[MATERIAL PROVIDED — start]
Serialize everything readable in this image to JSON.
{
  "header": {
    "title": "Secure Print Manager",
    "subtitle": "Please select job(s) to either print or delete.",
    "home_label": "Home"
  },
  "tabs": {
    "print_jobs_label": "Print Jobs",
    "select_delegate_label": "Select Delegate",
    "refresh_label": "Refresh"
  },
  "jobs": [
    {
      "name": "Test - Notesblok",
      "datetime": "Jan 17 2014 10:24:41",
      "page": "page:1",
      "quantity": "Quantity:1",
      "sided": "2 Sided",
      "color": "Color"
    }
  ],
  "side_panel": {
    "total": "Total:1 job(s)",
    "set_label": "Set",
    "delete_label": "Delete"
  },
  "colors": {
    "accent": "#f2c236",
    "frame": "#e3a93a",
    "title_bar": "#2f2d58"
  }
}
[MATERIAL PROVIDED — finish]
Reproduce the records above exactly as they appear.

▶ [RESULT BELOW]
Serialize everything readable in this image to JSON.
{
  "header": {
    "title": "Secure Print Manager",
    "subtitle": "Please select job(s) to either print or delete.",
    "home_label": "Home"
  },
  "tabs": {
    "print_jobs_label": "Print Jobs",
    "select_delegate_label": "Select Delegate",
    "refresh_label": "Refresh"
  },
  "jobs": [
    {
      "name": "Test - Notesblok",
      "datetime": "Jan 17 2014 10:24:41",
      "page": "page:1",
      "quantity": "Quantity:1",
      "sided": "2 Sided",
      "color": "Color"
    }
  ],
  "side_panel": {
    "total": "Total:1 job(s)",
    "set_label": "Set",
    "delete_label": "Delete"
  },
  "colors": {
    "accent": "#f2c236",
    "frame": "#e3a93a",
    "title_bar": "#2f2d58"
  }
}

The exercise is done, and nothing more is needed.